Such a passion may seem extreme. But with the economy limping toward recovery, shoe sales are beginning to rebound, thanks in no small part to exciting shoe design.
"Women are reaching back to footwear to step forward," said Marshal Cohen, chief industry analyst for market research firm NPD Group. "It's pent-up demand; it's frugal fatigue. And footwear is one of the areas women consider investment wardrobing." In the women's footwear market, sales for the three-month period ending in August were down almost 5% from the same period last year. But sales for the three-month period ending in September were down less than 1%, indicating that the numbers are almost back to where they were a year ago, according to NPD research.
While shoppers are embracing a back-to-basics attitude about most spending, what is generating excitement in the footwear category is extreme shoes. Kinky styles that might once have been the hallmark of a lady for hire are elevated on hockey-puck-like platforms and pin-thin heels, studded and buckled like bondage gear. And they come at various price points -- $1,400 over-the-knee boots at Nordstrom, $1,195 Balmain multi-buckle booties at Fred Segal Feet, $149.90 open-toed and studded Steve Madden booties at Zappos.com and $129 studded gladiator sandals at Zara.
"From a fashion standpoint, heels are getting higher and higher, and platforms are getting bigger and bigger," says Mark Goldstein, who operates six Madison boutiques in the Los Angeles area, selling shoes and clothes by such high-end designers as Yves Saint Laurent and Balmain.
Eileen Lewis, Zappos.com's director of fashion strategy, agrees. "Anything that's a statement that gives people a reason to buy is selling."
Footwear has outperformed almost every other category in fashion because designers have been able to constantly inject dramatic change, NPD's Cohen said. "To take a pair of shoes and change the heel height, that's not dramatic change. But add the element of studs and stones and embellishment, and the shoe becomes that much more of a showpiece."
The recent wave of shoe fetishism may have started in 1993, with the 10-inch lace-up platform fetish shoes that sent model Naomi Campbell tumbling on the Vivienne Westwood runway. Since then, subversive has become the standard on the runway, where in the last year designers have outdone themselves.
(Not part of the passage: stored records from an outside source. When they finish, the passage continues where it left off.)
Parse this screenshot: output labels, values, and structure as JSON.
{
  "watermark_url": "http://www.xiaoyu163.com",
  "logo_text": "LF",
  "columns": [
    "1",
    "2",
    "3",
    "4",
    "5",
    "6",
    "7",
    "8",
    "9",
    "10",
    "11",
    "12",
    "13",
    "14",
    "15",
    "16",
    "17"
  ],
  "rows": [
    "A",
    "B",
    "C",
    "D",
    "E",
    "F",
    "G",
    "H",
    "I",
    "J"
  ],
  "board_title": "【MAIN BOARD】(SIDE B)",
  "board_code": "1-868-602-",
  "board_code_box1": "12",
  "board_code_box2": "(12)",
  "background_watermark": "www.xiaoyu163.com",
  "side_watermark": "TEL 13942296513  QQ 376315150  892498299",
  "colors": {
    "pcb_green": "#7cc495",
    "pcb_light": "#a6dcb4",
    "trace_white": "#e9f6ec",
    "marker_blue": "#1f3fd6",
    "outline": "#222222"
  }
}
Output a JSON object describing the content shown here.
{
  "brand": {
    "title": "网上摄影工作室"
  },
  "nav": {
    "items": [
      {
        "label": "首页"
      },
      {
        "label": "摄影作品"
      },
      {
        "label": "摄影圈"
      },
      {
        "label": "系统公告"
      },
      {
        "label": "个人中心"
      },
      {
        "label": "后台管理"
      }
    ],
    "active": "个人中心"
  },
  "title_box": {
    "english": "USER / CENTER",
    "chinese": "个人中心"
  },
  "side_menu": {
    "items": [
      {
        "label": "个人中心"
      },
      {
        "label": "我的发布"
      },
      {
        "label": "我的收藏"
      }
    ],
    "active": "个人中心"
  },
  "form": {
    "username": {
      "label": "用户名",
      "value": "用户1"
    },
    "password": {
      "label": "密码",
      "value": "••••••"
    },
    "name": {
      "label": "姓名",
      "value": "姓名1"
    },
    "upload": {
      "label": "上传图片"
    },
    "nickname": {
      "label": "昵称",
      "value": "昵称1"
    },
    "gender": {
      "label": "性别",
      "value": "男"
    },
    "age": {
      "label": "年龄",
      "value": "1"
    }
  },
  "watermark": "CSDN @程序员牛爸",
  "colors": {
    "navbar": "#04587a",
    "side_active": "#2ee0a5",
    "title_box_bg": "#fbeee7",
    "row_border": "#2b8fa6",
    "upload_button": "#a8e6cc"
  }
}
Who can forget Christian Dior's fertility-statue-shaped heels, Miuccia Prada's chandelier-crystal-strung Lucite sandals or Alexander McQueen's armadillo-like, snakeskin boots? (Because of the huge interest in the McQueen runway shoes, the designer is considering auctioning the samples -- which took 30 people, three suppliers and three factories to create -- to benefit a charity.)
"Designers realize outrageous shoes get noticed," said Saks Fifth Avenue fashion market director Colleen Sherin. "Since fashion has become more accessible on the Internet, the general public has taken an interest in shoes."
Popular fashion has also put the spotlight on shoes. Fall's top-heavy, shoulder-padded silhouette demands a powerful shoe, and the more ethereal and feminine looks coming for spring look best balanced with bold accessories.
"It's not about looking fragile," says Gregg Andrews, a fashion director at Nordstrom. "It's about looking strong and being able to deal with the world we're in today. Shoes are either extreme in their femininity or extreme in their aggressiveness."
But the rise of more casual everyday dressing and denim may have done the most to pave the way for shoe fever. "There are many women who keep what they are wearing simple, and flash out that crazy pair of over-the-top shoes," Sherin said.
While many women are cutting back on clothing purchases, shoes are easier to rationalize.